- keeping records to show how biofouling is managed.
It's good practice to keep thorough records of your vessel's cleaning and antifouling history in one place, such as in a log book. Records should include:
- antifouling paint details including:
- notes on the effectiveness of the coating system (dated)
- the anti-fouling manufacturer's product data sheet
- dates, location and facility or person that carried out:
- the last dry docking or haul-out
- antifouling and treatment of internal seawater systems
- hull inspection (and whether it was cleaned)
- receipts from marinas, haul-out facilities and paint suppliers.
Use suitable hull antifouling systems
The vessel hull should be painted with an antifouling system that can prevent biofouling accumulating between haul outs.

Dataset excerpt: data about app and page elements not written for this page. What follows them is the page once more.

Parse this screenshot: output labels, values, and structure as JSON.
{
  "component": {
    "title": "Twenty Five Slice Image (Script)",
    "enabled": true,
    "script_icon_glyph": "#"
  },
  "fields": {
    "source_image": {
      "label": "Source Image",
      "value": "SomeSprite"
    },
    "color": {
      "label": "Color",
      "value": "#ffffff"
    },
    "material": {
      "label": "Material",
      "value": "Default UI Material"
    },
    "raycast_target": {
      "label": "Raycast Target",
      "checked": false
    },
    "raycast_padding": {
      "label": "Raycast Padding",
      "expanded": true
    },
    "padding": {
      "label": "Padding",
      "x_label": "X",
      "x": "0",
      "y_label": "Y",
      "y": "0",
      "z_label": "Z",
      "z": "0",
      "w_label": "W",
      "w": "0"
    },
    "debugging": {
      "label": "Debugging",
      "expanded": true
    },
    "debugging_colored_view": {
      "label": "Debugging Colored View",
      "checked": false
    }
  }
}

The system you apply should suit:
- the planned dry docking schedule
- the ship's speed and activity
- any periods that the vessel will be stationary
- what the vessel is made of – antifouling systems are made for different hull material (such as steel, wood or aluminium).
Where antifouling paint is damaged or no longer working well, consider in-water repair of the paint in the area, even if minor.
To minimise biofouling, either:
- make sure your vessel's antifouling will remain effective for the entire voyage to New Zealand, or
- remove hull biofouling before leaving the last place before New Zealand.
Internal seawater systems
Internal seawater systems are known to be high-risk areas for biofouling and can contain many foreign species. Monitor them regularly to make sure biofouling doesn't build up. Treat or flush internal systems with fresh water or use an approved preventative chemical treatment if:
- the vessel has been stationary for a long time
- you're moving to a new location
- you're slipping the vessel for maintenance. [PDF, 1.7 MB]
Any hull appendage can act as a niche area, even when painted with effective antifouling. Regularly inspect and clean these areas.
Clean all equipment used in seawater such as nets, lines and bottom grabs after use and check for biofouling before storage.
Find out more
- NZ biofouling requirements for superyachts [PDF, 477 KB]
- NZ biofouling requirements for recreational vessels [PDF, 1.7 MB]
- Biofouling requirements for commercial shipping vessels
- Biofouling requirements for commercial fishing vessels
- Biofouling requirements for work vessels
- How to clean your boat – YouTube video
Who to contact
If you have questions about biofouling requirements for yachts and recreational vessels, email email@example.com